(App and web page records)

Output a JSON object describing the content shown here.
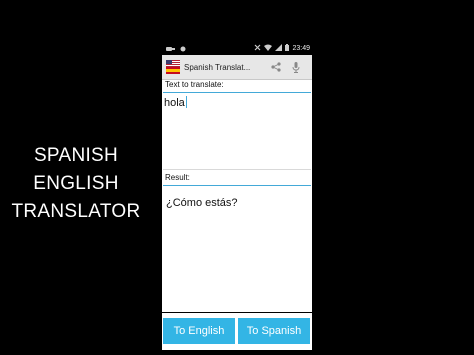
{
  "promo": {
    "lines": [
      "SPANISH",
      "ENGLISH",
      "TRANSLATOR"
    ]
  },
  "statusbar": {
    "time": "23:49",
    "left_icons": [
      "usb-icon",
      "debug-icon"
    ],
    "right_icons": [
      "mute-icon",
      "wifi-icon",
      "signal-icon",
      "battery-icon"
    ]
  },
  "actionbar": {
    "title": "Spanish Translat..."
  },
  "content": {
    "input_label": "Text to translate:",
    "input_value": "hola",
    "result_label": "Result:",
    "result_value": "¿Cómo estás?"
  },
  "buttons": {
    "to_english": "To English",
    "to_spanish": "To Spanish"
  },
  "colors": {
    "accent": "#33b5e5",
    "divider": "#43a9d8",
    "actionbar_bg": "#e7e7e7"
  }
}
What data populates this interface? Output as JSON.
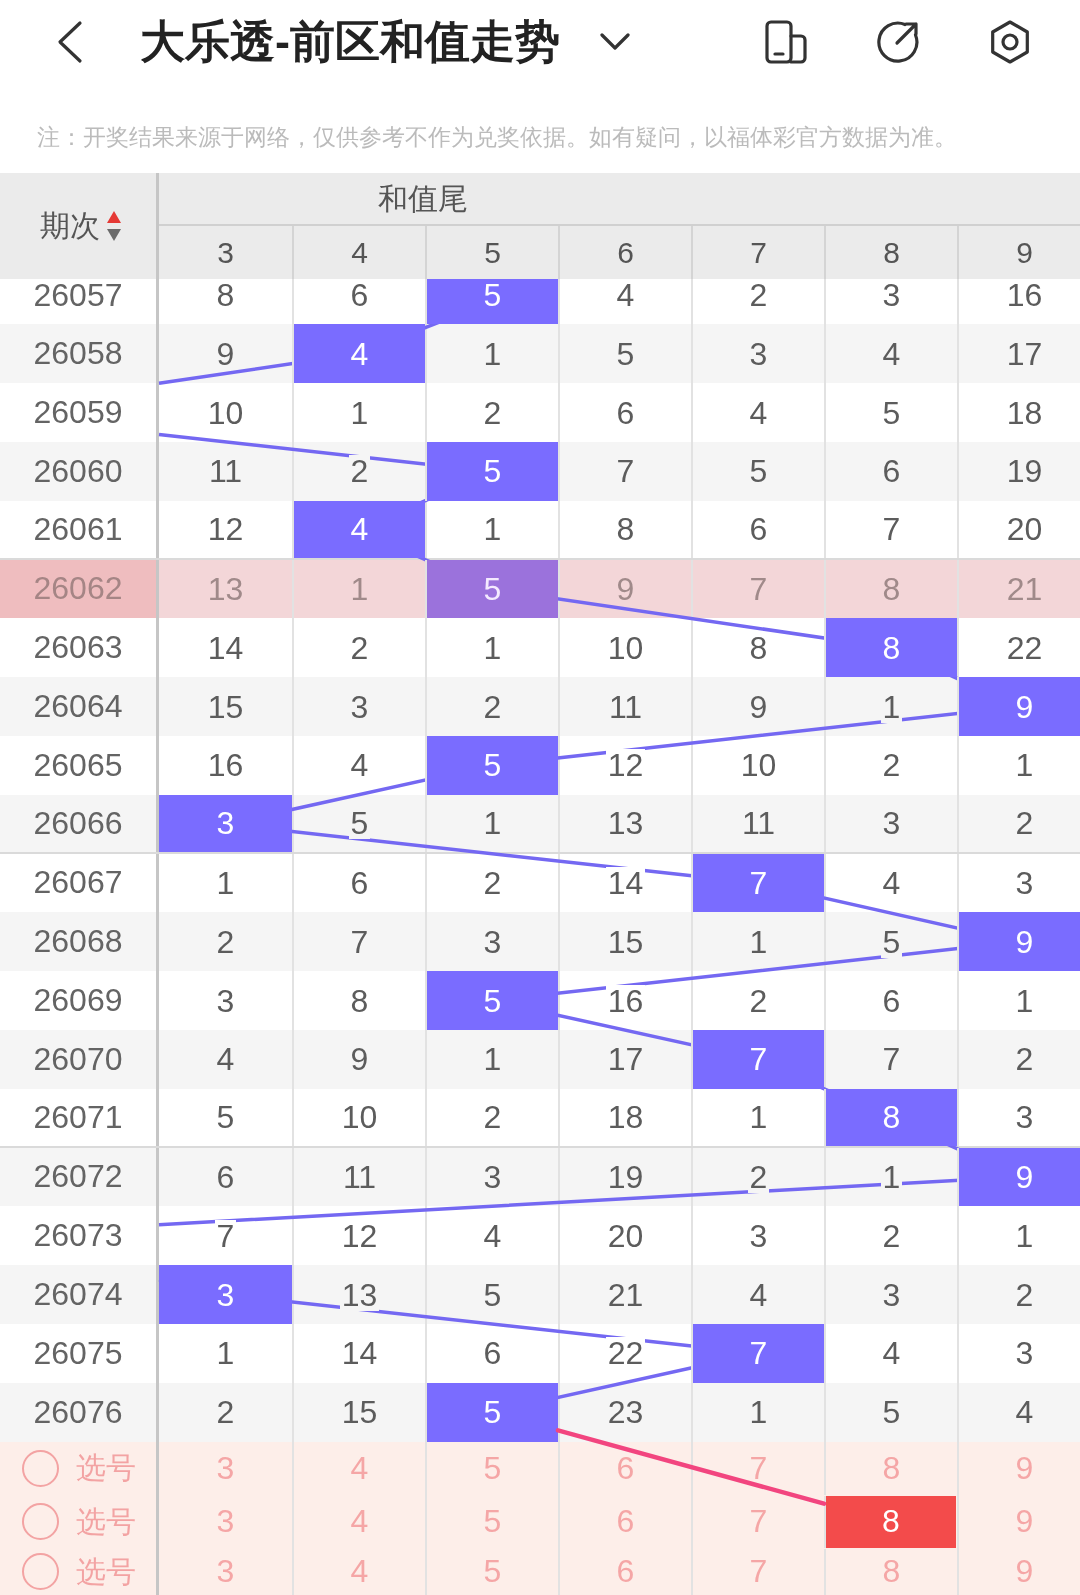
{
  "top_bar": {
    "title": "大乐透-前区和值走势"
  },
  "notice": "注：开奖结果来源于网络，仅供参考不作为兑奖依据。如有疑问，以福体彩官方数据为准。",
  "table": {
    "issue_heading": "期次",
    "sort_ascending": true,
    "group_heading": "和值尾",
    "columns": [
      "3",
      "4",
      "5",
      "6",
      "7",
      "8",
      "9"
    ],
    "rows": [
      {
        "issue": "26057",
        "selected": false,
        "cells": [
          {
            "text": "8",
            "hit": false
          },
          {
            "text": "6",
            "hit": false
          },
          {
            "text": "5",
            "hit": true
          },
          {
            "text": "4",
            "hit": false
          },
          {
            "text": "2",
            "hit": false
          },
          {
            "text": "3",
            "hit": false
          },
          {
            "text": "16",
            "hit": false
          }
        ]
      },
      {
        "issue": "26058",
        "selected": false,
        "cells": [
          {
            "text": "9",
            "hit": false
          },
          {
            "text": "4",
            "hit": true
          },
          {
            "text": "1",
            "hit": false
          },
          {
            "text": "5",
            "hit": false
          },
          {
            "text": "3",
            "hit": false
          },
          {
            "text": "4",
            "hit": false
          },
          {
            "text": "17",
            "hit": false
          }
        ]
      },
      {
        "issue": "26059",
        "selected": false,
        "cells": [
          {
            "text": "10",
            "hit": false
          },
          {
            "text": "1",
            "hit": false
          },
          {
            "text": "2",
            "hit": false
          },
          {
            "text": "6",
            "hit": false
          },
          {
            "text": "4",
            "hit": false
          },
          {
            "text": "5",
            "hit": false
          },
          {
            "text": "18",
            "hit": false
          }
        ]
      },
      {
        "issue": "26060",
        "selected": false,
        "cells": [
          {
            "text": "11",
            "hit": false
          },
          {
            "text": "2",
            "hit": false
          },
          {
            "text": "5",
            "hit": true
          },
          {
            "text": "7",
            "hit": false
          },
          {
            "text": "5",
            "hit": false
          },
          {
            "text": "6",
            "hit": false
          },
          {
            "text": "19",
            "hit": false
          }
        ]
      },
      {
        "issue": "26061",
        "selected": false,
        "cells": [
          {
            "text": "12",
            "hit": false
          },
          {
            "text": "4",
            "hit": true
          },
          {
            "text": "1",
            "hit": false
          },
          {
            "text": "8",
            "hit": false
          },
          {
            "text": "6",
            "hit": false
          },
          {
            "text": "7",
            "hit": false
          },
          {
            "text": "20",
            "hit": false
          }
        ]
      },
      {
        "issue": "26062",
        "selected": true,
        "cells": [
          {
            "text": "13",
            "hit": false
          },
          {
            "text": "1",
            "hit": false
          },
          {
            "text": "5",
            "hit": true
          },
          {
            "text": "9",
            "hit": false
          },
          {
            "text": "7",
            "hit": false
          },
          {
            "text": "8",
            "hit": false
          },
          {
            "text": "21",
            "hit": false
          }
        ]
      },
      {
        "issue": "26063",
        "selected": false,
        "cells": [
          {
            "text": "14",
            "hit": false
          },
          {
            "text": "2",
            "hit": false
          },
          {
            "text": "1",
            "hit": false
          },
          {
            "text": "10",
            "hit": false
          },
          {
            "text": "8",
            "hit": false
          },
          {
            "text": "8",
            "hit": true
          },
          {
            "text": "22",
            "hit": false
          }
        ]
      },
      {
        "issue": "26064",
        "selected": false,
        "cells": [
          {
            "text": "15",
            "hit": false
          },
          {
            "text": "3",
            "hit": false
          },
          {
            "text": "2",
            "hit": false
          },
          {
            "text": "11",
            "hit": false
          },
          {
            "text": "9",
            "hit": false
          },
          {
            "text": "1",
            "hit": false
          },
          {
            "text": "9",
            "hit": true
          }
        ]
      },
      {
        "issue": "26065",
        "selected": false,
        "cells": [
          {
            "text": "16",
            "hit": false
          },
          {
            "text": "4",
            "hit": false
          },
          {
            "text": "5",
            "hit": true
          },
          {
            "text": "12",
            "hit": false
          },
          {
            "text": "10",
            "hit": false
          },
          {
            "text": "2",
            "hit": false
          },
          {
            "text": "1",
            "hit": false
          }
        ]
      },
      {
        "issue": "26066",
        "selected": false,
        "cells": [
          {
            "text": "3",
            "hit": true
          },
          {
            "text": "5",
            "hit": false
          },
          {
            "text": "1",
            "hit": false
          },
          {
            "text": "13",
            "hit": false
          },
          {
            "text": "11",
            "hit": false
          },
          {
            "text": "3",
            "hit": false
          },
          {
            "text": "2",
            "hit": false
          }
        ]
      },
      {
        "issue": "26067",
        "selected": false,
        "cells": [
          {
            "text": "1",
            "hit": false
          },
          {
            "text": "6",
            "hit": false
          },
          {
            "text": "2",
            "hit": false
          },
          {
            "text": "14",
            "hit": false
          },
          {
            "text": "7",
            "hit": true
          },
          {
            "text": "4",
            "hit": false
          },
          {
            "text": "3",
            "hit": false
          }
        ]
      },
      {
        "issue": "26068",
        "selected": false,
        "cells": [
          {
            "text": "2",
            "hit": false
          },
          {
            "text": "7",
            "hit": false
          },
          {
            "text": "3",
            "hit": false
          },
          {
            "text": "15",
            "hit": false
          },
          {
            "text": "1",
            "hit": false
          },
          {
            "text": "5",
            "hit": false
          },
          {
            "text": "9",
            "hit": true
          }
        ]
      },
      {
        "issue": "26069",
        "selected": false,
        "cells": [
          {
            "text": "3",
            "hit": false
          },
          {
            "text": "8",
            "hit": false
          },
          {
            "text": "5",
            "hit": true
          },
          {
            "text": "16",
            "hit": false
          },
          {
            "text": "2",
            "hit": false
          },
          {
            "text": "6",
            "hit": false
          },
          {
            "text": "1",
            "hit": false
          }
        ]
      },
      {
        "issue": "26070",
        "selected": false,
        "cells": [
          {
            "text": "4",
            "hit": false
          },
          {
            "text": "9",
            "hit": false
          },
          {
            "text": "1",
            "hit": false
          },
          {
            "text": "17",
            "hit": false
          },
          {
            "text": "7",
            "hit": true
          },
          {
            "text": "7",
            "hit": false
          },
          {
            "text": "2",
            "hit": false
          }
        ]
      },
      {
        "issue": "26071",
        "selected": false,
        "cells": [
          {
            "text": "5",
            "hit": false
          },
          {
            "text": "10",
            "hit": false
          },
          {
            "text": "2",
            "hit": false
          },
          {
            "text": "18",
            "hit": false
          },
          {
            "text": "1",
            "hit": false
          },
          {
            "text": "8",
            "hit": true
          },
          {
            "text": "3",
            "hit": false
          }
        ]
      },
      {
        "issue": "26072",
        "selected": false,
        "cells": [
          {
            "text": "6",
            "hit": false
          },
          {
            "text": "11",
            "hit": false
          },
          {
            "text": "3",
            "hit": false
          },
          {
            "text": "19",
            "hit": false
          },
          {
            "text": "2",
            "hit": false
          },
          {
            "text": "1",
            "hit": false
          },
          {
            "text": "9",
            "hit": true
          }
        ]
      },
      {
        "issue": "26073",
        "selected": false,
        "cells": [
          {
            "text": "7",
            "hit": false
          },
          {
            "text": "12",
            "hit": false
          },
          {
            "text": "4",
            "hit": false
          },
          {
            "text": "20",
            "hit": false
          },
          {
            "text": "3",
            "hit": false
          },
          {
            "text": "2",
            "hit": false
          },
          {
            "text": "1",
            "hit": false
          }
        ]
      },
      {
        "issue": "26074",
        "selected": false,
        "cells": [
          {
            "text": "3",
            "hit": true
          },
          {
            "text": "13",
            "hit": false
          },
          {
            "text": "5",
            "hit": false
          },
          {
            "text": "21",
            "hit": false
          },
          {
            "text": "4",
            "hit": false
          },
          {
            "text": "3",
            "hit": false
          },
          {
            "text": "2",
            "hit": false
          }
        ]
      },
      {
        "issue": "26075",
        "selected": false,
        "cells": [
          {
            "text": "1",
            "hit": false
          },
          {
            "text": "14",
            "hit": false
          },
          {
            "text": "6",
            "hit": false
          },
          {
            "text": "22",
            "hit": false
          },
          {
            "text": "7",
            "hit": true
          },
          {
            "text": "4",
            "hit": false
          },
          {
            "text": "3",
            "hit": false
          }
        ]
      },
      {
        "issue": "26076",
        "selected": false,
        "cells": [
          {
            "text": "2",
            "hit": false
          },
          {
            "text": "15",
            "hit": false
          },
          {
            "text": "5",
            "hit": true
          },
          {
            "text": "23",
            "hit": false
          },
          {
            "text": "1",
            "hit": false
          },
          {
            "text": "5",
            "hit": false
          },
          {
            "text": "4",
            "hit": false
          }
        ]
      }
    ],
    "pick_rows": [
      {
        "label": "选号",
        "checked": false,
        "cells": [
          {
            "text": "3",
            "selected": false
          },
          {
            "text": "4",
            "selected": false
          },
          {
            "text": "5",
            "selected": false
          },
          {
            "text": "6",
            "selected": false
          },
          {
            "text": "7",
            "selected": false
          },
          {
            "text": "8",
            "selected": false
          },
          {
            "text": "9",
            "selected": false
          }
        ]
      },
      {
        "label": "选号",
        "checked": false,
        "cells": [
          {
            "text": "3",
            "selected": false
          },
          {
            "text": "4",
            "selected": false
          },
          {
            "text": "5",
            "selected": false
          },
          {
            "text": "6",
            "selected": false
          },
          {
            "text": "7",
            "selected": false
          },
          {
            "text": "8",
            "selected": true
          },
          {
            "text": "9",
            "selected": false
          }
        ]
      },
      {
        "label": "选号",
        "checked": false,
        "cells": [
          {
            "text": "3",
            "selected": false
          },
          {
            "text": "4",
            "selected": false
          },
          {
            "text": "5",
            "selected": false
          },
          {
            "text": "6",
            "selected": false
          },
          {
            "text": "7",
            "selected": false
          },
          {
            "text": "8",
            "selected": false
          },
          {
            "text": "9",
            "selected": false
          }
        ]
      }
    ]
  }
}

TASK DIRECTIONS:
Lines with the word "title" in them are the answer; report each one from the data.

EXERCISE RESPONSE:
    "title": "Spanish Translat..."
    "title": "大乐透-前区和值走势"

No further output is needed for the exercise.